[Data records for software interfaces]
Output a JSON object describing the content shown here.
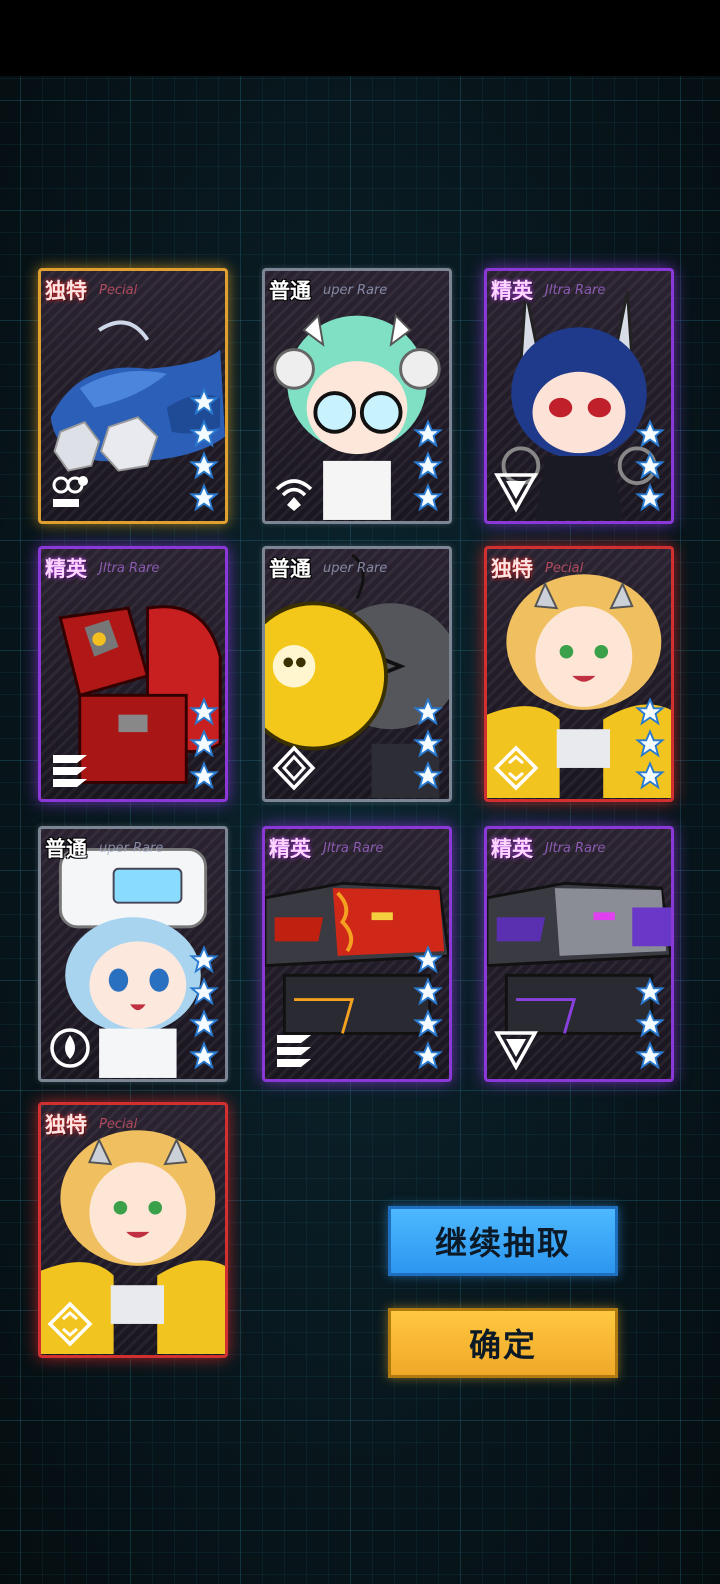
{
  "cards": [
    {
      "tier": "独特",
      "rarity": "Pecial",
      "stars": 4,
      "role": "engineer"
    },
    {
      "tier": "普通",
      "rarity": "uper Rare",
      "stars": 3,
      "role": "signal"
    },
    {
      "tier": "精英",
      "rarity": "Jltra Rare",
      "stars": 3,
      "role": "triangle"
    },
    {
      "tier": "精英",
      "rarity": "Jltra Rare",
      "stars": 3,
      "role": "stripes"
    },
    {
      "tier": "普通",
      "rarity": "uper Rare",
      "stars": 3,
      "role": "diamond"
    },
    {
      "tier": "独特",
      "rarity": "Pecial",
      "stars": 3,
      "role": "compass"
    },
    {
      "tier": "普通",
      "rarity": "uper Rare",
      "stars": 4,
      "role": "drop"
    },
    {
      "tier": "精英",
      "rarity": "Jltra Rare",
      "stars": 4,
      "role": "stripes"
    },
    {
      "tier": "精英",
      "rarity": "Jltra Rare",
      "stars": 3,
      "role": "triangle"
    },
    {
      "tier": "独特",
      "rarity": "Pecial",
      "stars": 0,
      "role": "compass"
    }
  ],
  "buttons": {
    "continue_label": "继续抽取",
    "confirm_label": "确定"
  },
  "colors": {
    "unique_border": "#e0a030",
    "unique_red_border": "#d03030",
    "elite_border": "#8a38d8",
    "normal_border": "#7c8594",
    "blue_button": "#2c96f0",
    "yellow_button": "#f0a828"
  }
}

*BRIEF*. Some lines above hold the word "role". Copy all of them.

*TASK RESPONSE*.
      "role": "engineer"
      "role": "signal"
      "role": "triangle"
      "role": "stripes"
      "role": "diamond"
      "role": "compass"
      "role": "drop"
      "role": "stripes"
      "role": "triangle"
      "role": "compass"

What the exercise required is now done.